:: TO DO ::
Among the lines below, copy each one in which "Gallery" appears.

*** EXERCISE DATA

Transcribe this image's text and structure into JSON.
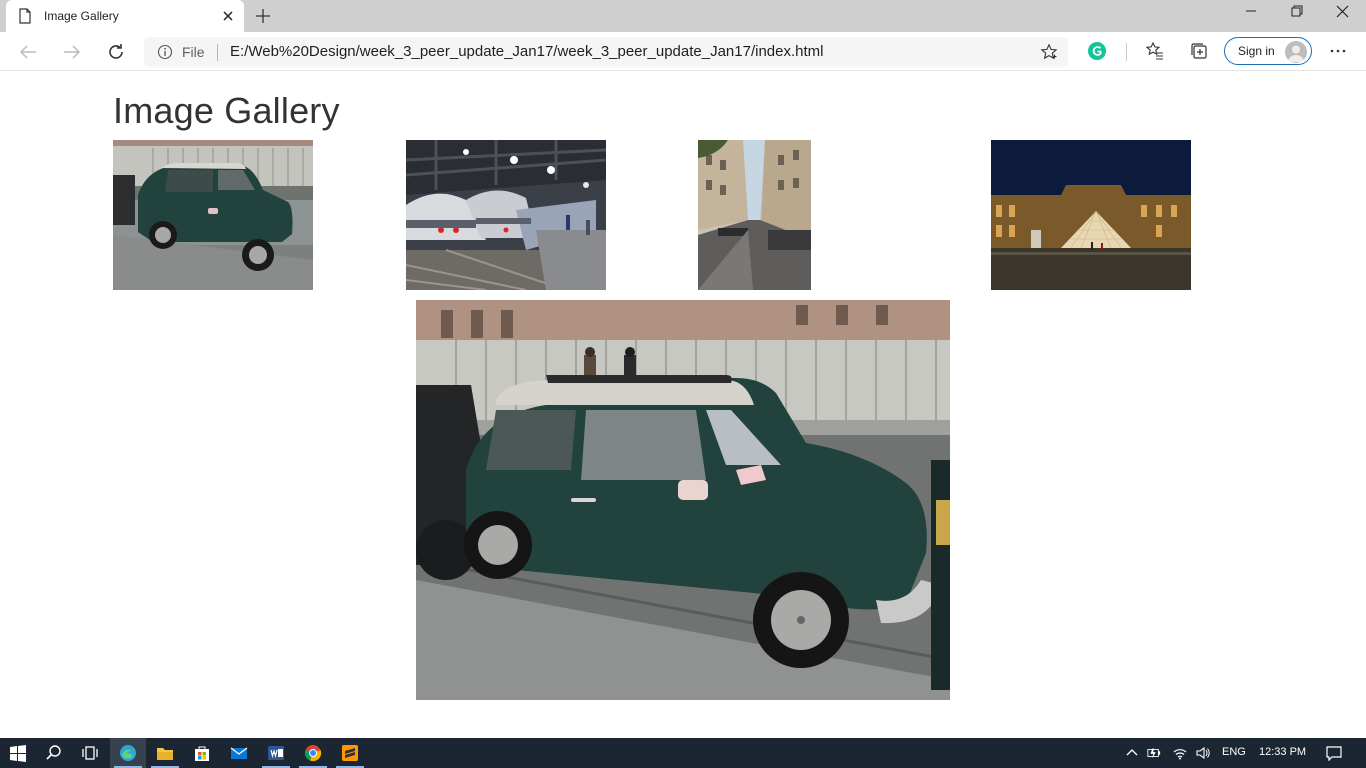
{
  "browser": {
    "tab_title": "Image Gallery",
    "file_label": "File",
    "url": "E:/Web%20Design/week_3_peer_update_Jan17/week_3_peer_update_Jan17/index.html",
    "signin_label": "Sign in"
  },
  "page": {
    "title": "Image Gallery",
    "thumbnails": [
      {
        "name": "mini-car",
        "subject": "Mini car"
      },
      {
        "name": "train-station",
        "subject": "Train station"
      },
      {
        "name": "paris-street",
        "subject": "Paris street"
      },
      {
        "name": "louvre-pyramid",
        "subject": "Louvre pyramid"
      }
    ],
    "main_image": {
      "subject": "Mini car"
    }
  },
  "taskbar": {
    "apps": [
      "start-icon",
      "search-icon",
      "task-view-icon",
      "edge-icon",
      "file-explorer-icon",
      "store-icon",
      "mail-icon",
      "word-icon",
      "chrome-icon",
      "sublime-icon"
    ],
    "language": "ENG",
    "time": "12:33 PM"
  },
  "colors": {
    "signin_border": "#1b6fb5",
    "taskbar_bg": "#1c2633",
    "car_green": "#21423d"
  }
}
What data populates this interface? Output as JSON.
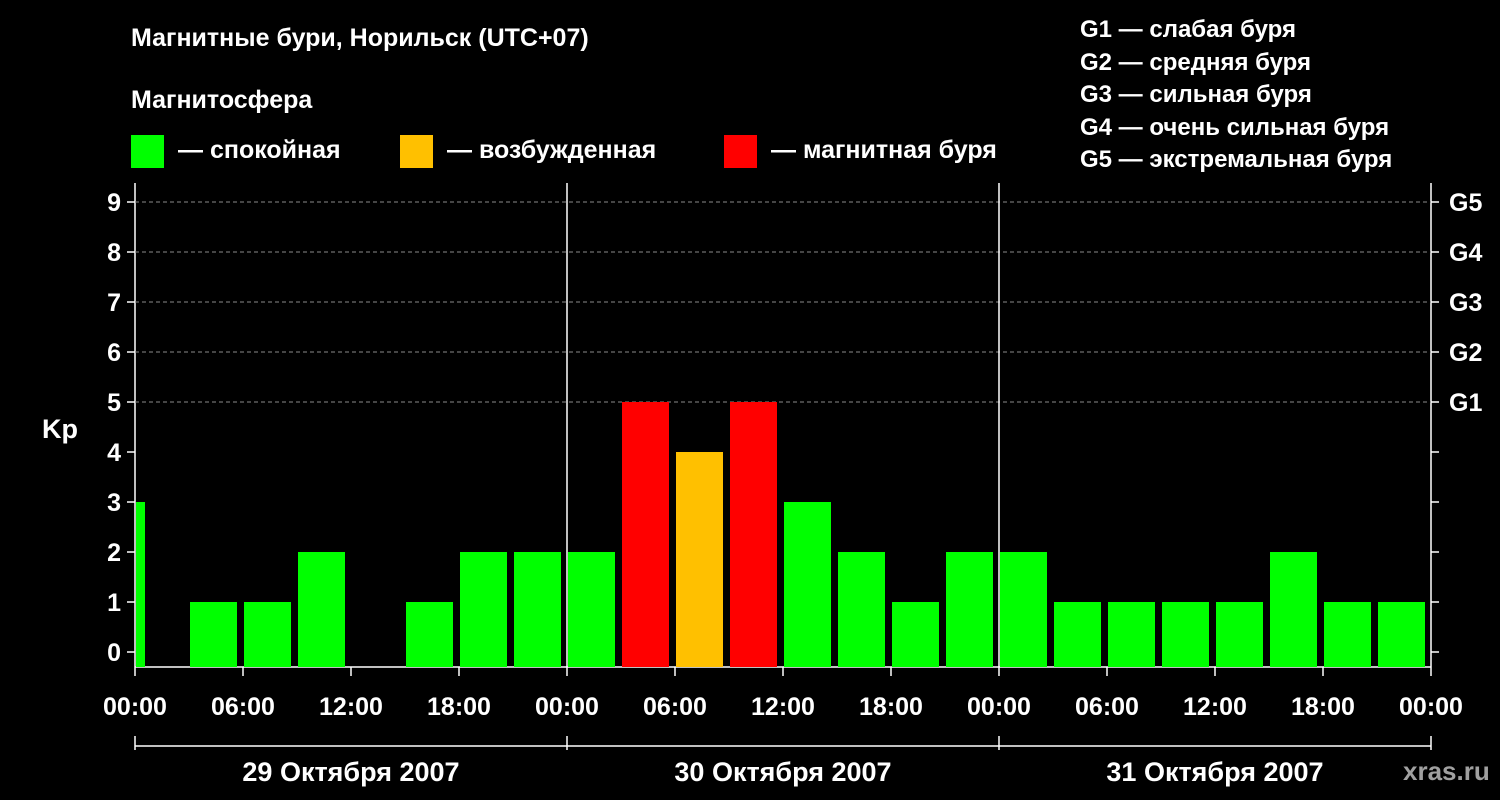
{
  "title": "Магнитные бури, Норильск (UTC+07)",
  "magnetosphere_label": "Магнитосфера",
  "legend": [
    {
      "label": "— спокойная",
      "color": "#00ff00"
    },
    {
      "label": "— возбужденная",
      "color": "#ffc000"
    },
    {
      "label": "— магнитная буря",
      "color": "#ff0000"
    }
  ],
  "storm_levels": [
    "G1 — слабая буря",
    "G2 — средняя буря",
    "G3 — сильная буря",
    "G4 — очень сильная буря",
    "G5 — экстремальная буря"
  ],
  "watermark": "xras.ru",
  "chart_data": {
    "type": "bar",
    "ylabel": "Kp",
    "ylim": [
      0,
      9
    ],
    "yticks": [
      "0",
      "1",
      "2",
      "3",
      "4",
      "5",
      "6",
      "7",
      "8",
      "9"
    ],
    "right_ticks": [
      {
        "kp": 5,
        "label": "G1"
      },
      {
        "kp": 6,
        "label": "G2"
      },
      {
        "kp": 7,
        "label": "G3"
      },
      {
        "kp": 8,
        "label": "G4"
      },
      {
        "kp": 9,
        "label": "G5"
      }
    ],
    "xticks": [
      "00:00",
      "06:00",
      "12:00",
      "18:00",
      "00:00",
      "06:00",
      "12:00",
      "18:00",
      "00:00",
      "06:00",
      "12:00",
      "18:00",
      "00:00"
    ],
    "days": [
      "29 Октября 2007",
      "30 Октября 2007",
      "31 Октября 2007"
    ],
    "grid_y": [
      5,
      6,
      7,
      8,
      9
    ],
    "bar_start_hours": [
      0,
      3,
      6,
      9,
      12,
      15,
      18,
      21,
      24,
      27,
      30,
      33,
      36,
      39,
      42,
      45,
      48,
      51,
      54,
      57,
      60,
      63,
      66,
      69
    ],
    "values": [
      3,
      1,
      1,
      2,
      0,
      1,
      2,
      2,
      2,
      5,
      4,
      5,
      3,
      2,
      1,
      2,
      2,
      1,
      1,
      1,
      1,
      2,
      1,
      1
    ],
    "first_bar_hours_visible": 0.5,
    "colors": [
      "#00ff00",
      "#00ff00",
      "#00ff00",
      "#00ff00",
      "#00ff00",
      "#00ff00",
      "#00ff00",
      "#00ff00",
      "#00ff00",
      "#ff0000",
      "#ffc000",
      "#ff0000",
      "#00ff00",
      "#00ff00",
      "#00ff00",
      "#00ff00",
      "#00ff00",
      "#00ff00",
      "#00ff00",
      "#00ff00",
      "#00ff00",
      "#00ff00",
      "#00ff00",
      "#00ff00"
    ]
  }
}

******

:: SOLUTION TO THE EXERCISE ::
    "tab_title": "Image Gallery",
    "title": "Image Gallery",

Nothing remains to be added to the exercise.